The database of results will be accessible online through a web-based interface which can be queried, allowing data to be freely downloaded and shared. Results of the survey will also be published in a detailed report, while highlights will be disseminated via mobile IOS/Android apps, as well as social media channels such as Facebook, Twitter and YouTube.

The results of the survey will be representative at the Divisional level where the local administrative structure governing service delivery is anchored. An index of these results will rank Divisions based on citizen satisfaction levels, while 4 quarterly trackers will measure change in these levels across the project duration. Local administrators can thus be held accountable on the basis of published data regarding how their divisions are ranked and how these rankings change over time.

The survey is being commissioned by the federal Ministry of Planning, Development & Reform. This is the apex body for allocating development resources, economic planning and policymaking, and has recently become the premier agency responsible for public sector reform and innovation. A key objective of the surveys is to inform these functions based on emerging data and ensure that they reflect the needs and priorities of local citizens.

In addition, the survey will ensure a 50% sample of women respondents nationally to ensure that their special concerns regarding education, healthcare and other areas are accurately represented. The sample will have 12,000 respondents in total, with roughly 6,000 identifying as women. The survey will also cover services which specifically target women users, such as maternal healthcare. Data will also be disaggregated according to other demographic variables such as religion, urban/rural background, ethnic-linguistic background, professional occupation, educational attainment income profile, and other dimensions to drill down to marginalized communities and provide comparisons with the mainstream population. Systematic exclusion from services will thus be flagged and associated problems such as affordability barriers will be highlighted to enable policy responses.

It is hoped that this will be an opportunity for citizens to raise problems, needs, priorities and suggestions as part of a process which will directly influence both local administration as well as central policymaking. As a result, the governments at the local, provincial and national levels will be able to improve citizens’ quality of life by introducing new services and improving the quality of existing ones.

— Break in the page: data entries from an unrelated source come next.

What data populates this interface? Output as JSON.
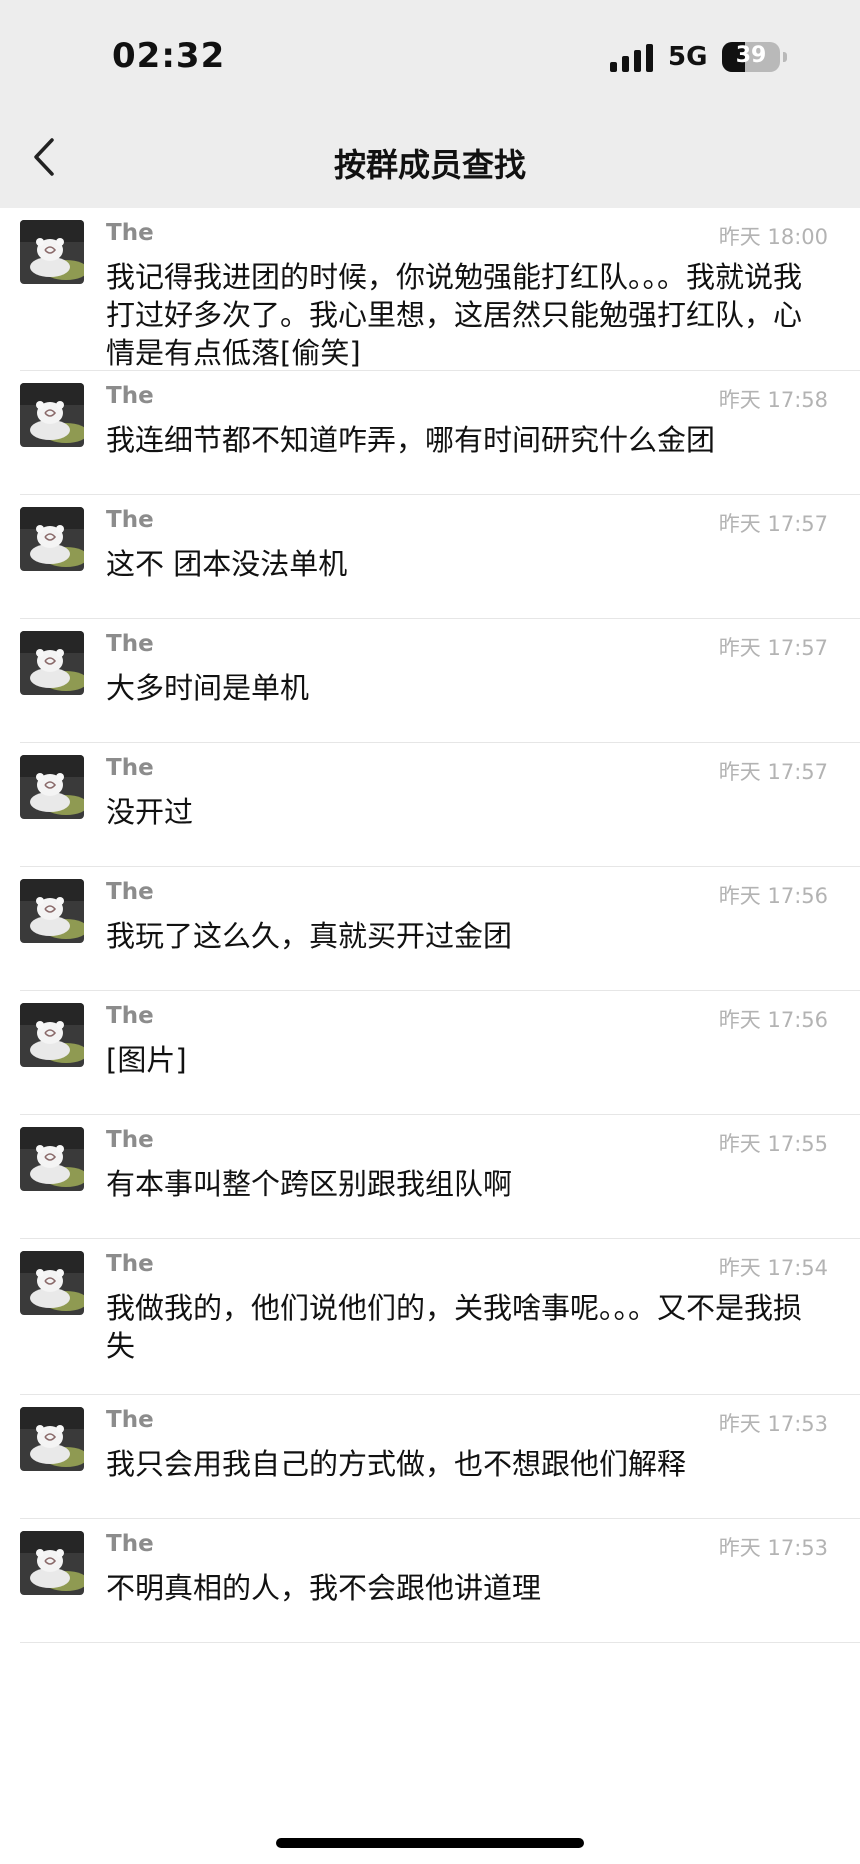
{
  "status_bar": {
    "time": "02:32",
    "network": "5G",
    "battery_level": "39",
    "battery_fraction": 0.39
  },
  "nav": {
    "title": "按群成员查找",
    "back_icon": "chevron-left-icon"
  },
  "messages": [
    {
      "sender": "The",
      "time": "昨天 18:00",
      "text": "我记得我进团的时候，你说勉强能打红队。。。我就说我打过好多次了。我心里想，这居然只能勉强打红队，心情是有点低落[偷笑]"
    },
    {
      "sender": "The",
      "time": "昨天 17:58",
      "text": "我连细节都不知道咋弄，哪有时间研究什么金团"
    },
    {
      "sender": "The",
      "time": "昨天 17:57",
      "text": "这不 团本没法单机"
    },
    {
      "sender": "The",
      "time": "昨天 17:57",
      "text": "大多时间是单机"
    },
    {
      "sender": "The",
      "time": "昨天 17:57",
      "text": "没开过"
    },
    {
      "sender": "The",
      "time": "昨天 17:56",
      "text": "我玩了这么久，真就买开过金团"
    },
    {
      "sender": "The",
      "time": "昨天 17:56",
      "text": "[图片]"
    },
    {
      "sender": "The",
      "time": "昨天 17:55",
      "text": "有本事叫整个跨区别跟我组队啊"
    },
    {
      "sender": "The",
      "time": "昨天 17:54",
      "text": "我做我的，他们说他们的，关我啥事呢。。。又不是我损失"
    },
    {
      "sender": "The",
      "time": "昨天 17:53",
      "text": "我只会用我自己的方式做，也不想跟他们解释"
    },
    {
      "sender": "The",
      "time": "昨天 17:53",
      "text": "不明真相的人，我不会跟他讲道理"
    }
  ]
}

Citizen advocacy groups could use this data to produce new insights into public policy problems. These insights will, in turn, improve the process of creating laws and public policy, and improve the delivery of government services.

We are cognizant of the reality that developing and politically multi-polar societies like Pakistan face significant challenges in gathering and analyzing citizen feedback on the overall functioning of governments in general, and of the quality and efficacy of service delivery in particular. Opposing political camps, vested interests, local ethnic and kinship groupings, all have the potential to taint the most meticulously collected data sets. Willingness and technical capability of local government officials will also play a key role in ensuring actual usage of the data. In order to offset these potential challenges, UNDP has devised a comprehensive framework of consultations at the provincial and federal levels, with representatives from a broad range of stakeholder groups including government functionaries, NGOs, media houses, corporate firms, and universities and think-tanks. These workshops will gain inputs, build consensus and secure buy-in from these stakeholders on the thematic scope of the surveys, the methodological framework – even the data collection instruments. Watch this space for results and examples of what we learn throughout the lifecycle of this project.

Authors: Amir Khan Goraya
Filed Under: Impact